History professor Joseph Ellis writes in today's Washington Post about "what George Washington would do" with respect to the mess in Mesopotamia. It's a fascinating question, because Washington served both an insurgent (as commander of the Continental Army during the American Revolution) and a counterinsurgent (as an officer fighting Native Americans and the French during the Seven Years War). In fact, he probably ranks as one of history's most successful insurgents ever.
But Phil (and Prof. Ellis) say it's Imperial Britain, not GW, that may have lessons for the US, as we both suffer from the same paradox:
This is popularly as the "counterinsurgent's dilemma," perhaps best written about by David Galula in his classic Counterinsurgency Warfare — Theory and Practice. Setting aside those insurgencies which ripen into open warfare, like Mao's famous three-phase model, the goal of the insurgent is not to "win" in any conventional sense. Rather, the goal is to "win" by not losing. Either the insurgent bleeds the counterinsurgent to the point where his will to fight is gone, or the insurgent wins politically by earning the support of the people and alienating the people from the
Read the rest and come back to offer your opinion on Dr. Phil's final question:
So do we have the political will to be a counterinsurgent? To be an empire?
And here's one more: do we need to be?
PS Phil's been posting like a fiend this weekend.
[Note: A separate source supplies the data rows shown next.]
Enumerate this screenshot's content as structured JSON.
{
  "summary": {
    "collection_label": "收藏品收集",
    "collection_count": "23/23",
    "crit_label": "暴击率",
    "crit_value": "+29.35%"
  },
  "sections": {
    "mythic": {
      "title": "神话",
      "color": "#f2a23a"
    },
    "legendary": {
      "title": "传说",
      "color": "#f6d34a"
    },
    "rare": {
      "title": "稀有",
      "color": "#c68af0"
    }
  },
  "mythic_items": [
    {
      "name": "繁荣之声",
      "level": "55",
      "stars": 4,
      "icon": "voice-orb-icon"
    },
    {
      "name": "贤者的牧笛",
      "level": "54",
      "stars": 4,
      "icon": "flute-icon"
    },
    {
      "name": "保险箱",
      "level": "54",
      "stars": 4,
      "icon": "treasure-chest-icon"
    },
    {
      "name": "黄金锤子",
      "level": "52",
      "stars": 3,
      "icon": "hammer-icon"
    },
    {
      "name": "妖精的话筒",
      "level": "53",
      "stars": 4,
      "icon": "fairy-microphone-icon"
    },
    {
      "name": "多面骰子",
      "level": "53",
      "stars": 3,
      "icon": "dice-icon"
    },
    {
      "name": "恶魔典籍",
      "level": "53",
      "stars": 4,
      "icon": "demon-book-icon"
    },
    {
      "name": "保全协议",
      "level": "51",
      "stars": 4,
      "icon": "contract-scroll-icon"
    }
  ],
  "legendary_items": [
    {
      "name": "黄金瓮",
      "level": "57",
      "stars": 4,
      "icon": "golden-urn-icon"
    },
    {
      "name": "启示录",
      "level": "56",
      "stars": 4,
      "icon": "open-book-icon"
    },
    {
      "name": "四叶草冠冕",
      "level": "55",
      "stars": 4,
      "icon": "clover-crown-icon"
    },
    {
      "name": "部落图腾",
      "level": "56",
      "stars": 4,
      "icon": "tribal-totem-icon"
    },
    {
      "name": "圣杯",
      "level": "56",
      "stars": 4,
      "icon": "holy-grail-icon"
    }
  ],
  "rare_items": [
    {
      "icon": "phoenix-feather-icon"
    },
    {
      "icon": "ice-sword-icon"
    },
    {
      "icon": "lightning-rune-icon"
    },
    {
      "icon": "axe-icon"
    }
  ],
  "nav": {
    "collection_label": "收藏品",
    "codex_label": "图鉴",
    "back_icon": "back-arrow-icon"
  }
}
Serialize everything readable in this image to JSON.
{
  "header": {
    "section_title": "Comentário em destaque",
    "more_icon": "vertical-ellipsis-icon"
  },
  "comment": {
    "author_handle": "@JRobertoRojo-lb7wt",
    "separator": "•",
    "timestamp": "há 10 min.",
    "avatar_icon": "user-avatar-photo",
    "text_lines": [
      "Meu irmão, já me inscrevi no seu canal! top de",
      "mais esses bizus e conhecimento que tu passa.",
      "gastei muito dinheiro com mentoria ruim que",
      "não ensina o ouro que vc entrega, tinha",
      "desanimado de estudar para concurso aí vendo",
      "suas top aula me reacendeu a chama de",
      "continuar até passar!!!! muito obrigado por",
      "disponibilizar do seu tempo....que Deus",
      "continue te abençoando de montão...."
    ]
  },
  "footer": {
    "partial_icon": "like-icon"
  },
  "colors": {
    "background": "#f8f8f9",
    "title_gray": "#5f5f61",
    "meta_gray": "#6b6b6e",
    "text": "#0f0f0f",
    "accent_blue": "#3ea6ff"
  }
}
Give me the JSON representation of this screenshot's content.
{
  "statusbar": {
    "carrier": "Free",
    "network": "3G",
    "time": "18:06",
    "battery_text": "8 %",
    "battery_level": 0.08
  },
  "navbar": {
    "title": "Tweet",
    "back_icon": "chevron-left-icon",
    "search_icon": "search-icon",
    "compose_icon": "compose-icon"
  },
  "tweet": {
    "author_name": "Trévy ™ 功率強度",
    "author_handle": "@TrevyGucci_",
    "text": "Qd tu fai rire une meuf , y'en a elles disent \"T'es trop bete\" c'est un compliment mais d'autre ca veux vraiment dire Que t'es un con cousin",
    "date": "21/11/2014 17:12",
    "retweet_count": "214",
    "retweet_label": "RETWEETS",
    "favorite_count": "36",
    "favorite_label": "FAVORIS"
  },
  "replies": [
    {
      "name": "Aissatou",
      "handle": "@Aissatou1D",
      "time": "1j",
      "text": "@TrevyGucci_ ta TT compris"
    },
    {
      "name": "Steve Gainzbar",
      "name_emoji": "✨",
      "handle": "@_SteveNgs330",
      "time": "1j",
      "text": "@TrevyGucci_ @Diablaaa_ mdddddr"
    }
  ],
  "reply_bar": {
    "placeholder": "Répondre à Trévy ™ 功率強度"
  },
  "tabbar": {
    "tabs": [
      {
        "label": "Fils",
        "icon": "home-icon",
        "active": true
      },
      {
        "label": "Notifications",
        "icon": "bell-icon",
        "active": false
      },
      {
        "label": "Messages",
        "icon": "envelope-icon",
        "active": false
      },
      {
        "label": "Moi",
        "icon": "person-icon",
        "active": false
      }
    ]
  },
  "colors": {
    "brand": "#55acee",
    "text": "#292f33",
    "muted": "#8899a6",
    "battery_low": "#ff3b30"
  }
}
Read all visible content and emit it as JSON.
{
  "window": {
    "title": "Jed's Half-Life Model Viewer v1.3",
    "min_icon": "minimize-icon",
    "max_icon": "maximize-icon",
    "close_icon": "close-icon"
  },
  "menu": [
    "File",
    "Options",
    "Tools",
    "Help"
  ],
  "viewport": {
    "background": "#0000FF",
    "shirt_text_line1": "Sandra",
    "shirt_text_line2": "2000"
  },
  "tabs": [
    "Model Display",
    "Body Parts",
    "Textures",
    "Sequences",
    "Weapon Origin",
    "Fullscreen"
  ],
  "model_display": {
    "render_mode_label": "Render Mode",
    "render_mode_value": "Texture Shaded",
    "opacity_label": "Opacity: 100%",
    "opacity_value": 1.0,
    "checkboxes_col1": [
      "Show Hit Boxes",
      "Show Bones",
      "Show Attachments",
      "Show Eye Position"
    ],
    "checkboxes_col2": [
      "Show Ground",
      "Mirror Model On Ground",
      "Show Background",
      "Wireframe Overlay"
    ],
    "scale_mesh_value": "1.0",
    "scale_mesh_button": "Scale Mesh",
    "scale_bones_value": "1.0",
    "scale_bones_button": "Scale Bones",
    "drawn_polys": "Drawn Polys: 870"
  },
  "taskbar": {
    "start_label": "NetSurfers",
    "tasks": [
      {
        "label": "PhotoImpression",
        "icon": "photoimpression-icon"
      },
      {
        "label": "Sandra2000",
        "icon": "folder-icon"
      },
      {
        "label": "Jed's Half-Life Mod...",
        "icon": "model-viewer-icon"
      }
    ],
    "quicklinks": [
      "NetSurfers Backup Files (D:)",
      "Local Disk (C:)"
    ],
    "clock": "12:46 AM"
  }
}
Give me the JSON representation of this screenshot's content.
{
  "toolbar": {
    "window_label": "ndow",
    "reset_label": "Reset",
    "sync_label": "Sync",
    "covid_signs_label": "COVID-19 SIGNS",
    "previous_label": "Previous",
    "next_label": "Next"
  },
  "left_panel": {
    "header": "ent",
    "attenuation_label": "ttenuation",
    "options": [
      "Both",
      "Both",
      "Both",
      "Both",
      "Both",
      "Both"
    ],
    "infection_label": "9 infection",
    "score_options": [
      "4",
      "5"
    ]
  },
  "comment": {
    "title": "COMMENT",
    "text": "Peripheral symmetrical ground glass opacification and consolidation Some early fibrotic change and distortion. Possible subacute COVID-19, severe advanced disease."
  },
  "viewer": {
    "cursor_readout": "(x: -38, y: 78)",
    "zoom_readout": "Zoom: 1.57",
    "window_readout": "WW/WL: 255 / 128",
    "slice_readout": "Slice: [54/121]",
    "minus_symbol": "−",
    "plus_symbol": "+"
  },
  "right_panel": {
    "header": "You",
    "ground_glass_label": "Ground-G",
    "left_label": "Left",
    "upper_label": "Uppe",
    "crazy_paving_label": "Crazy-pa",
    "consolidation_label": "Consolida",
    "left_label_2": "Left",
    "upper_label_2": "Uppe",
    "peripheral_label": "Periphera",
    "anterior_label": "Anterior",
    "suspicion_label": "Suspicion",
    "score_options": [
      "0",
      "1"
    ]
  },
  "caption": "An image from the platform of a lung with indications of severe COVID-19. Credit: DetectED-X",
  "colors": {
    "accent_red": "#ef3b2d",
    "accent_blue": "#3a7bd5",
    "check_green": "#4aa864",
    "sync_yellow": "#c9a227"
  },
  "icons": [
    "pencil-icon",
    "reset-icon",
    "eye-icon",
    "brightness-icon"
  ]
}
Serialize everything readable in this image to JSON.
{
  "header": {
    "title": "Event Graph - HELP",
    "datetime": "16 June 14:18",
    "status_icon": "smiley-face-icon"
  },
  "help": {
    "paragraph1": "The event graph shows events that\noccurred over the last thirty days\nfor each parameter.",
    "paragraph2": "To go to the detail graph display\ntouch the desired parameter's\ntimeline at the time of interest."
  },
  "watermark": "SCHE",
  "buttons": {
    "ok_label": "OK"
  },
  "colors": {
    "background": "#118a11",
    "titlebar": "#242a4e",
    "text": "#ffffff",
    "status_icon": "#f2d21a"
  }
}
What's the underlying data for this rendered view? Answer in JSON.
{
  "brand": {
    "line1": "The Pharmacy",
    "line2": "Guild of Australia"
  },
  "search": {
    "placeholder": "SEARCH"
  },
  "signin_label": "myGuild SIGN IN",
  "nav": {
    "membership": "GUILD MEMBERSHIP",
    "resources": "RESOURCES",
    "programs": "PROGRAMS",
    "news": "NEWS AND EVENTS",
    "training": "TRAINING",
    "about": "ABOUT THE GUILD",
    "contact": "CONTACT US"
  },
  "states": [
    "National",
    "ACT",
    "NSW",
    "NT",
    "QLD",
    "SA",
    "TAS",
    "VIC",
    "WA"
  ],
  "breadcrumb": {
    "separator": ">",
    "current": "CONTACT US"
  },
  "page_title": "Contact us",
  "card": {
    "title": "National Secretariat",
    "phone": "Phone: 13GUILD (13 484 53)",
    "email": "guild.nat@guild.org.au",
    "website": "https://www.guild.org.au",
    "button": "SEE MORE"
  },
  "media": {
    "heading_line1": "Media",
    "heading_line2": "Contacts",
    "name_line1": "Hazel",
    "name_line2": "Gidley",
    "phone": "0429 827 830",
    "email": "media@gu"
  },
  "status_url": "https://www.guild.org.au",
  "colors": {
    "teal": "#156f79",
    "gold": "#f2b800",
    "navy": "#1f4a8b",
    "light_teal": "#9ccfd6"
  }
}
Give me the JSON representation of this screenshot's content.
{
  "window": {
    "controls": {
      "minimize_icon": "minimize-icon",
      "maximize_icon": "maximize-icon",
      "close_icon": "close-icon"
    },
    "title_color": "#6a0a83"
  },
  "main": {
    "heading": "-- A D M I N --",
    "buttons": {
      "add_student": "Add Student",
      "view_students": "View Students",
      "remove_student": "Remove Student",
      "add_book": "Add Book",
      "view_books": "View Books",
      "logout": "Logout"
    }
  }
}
If you have time to kill, or in-laws to avoid, check out his recent posts.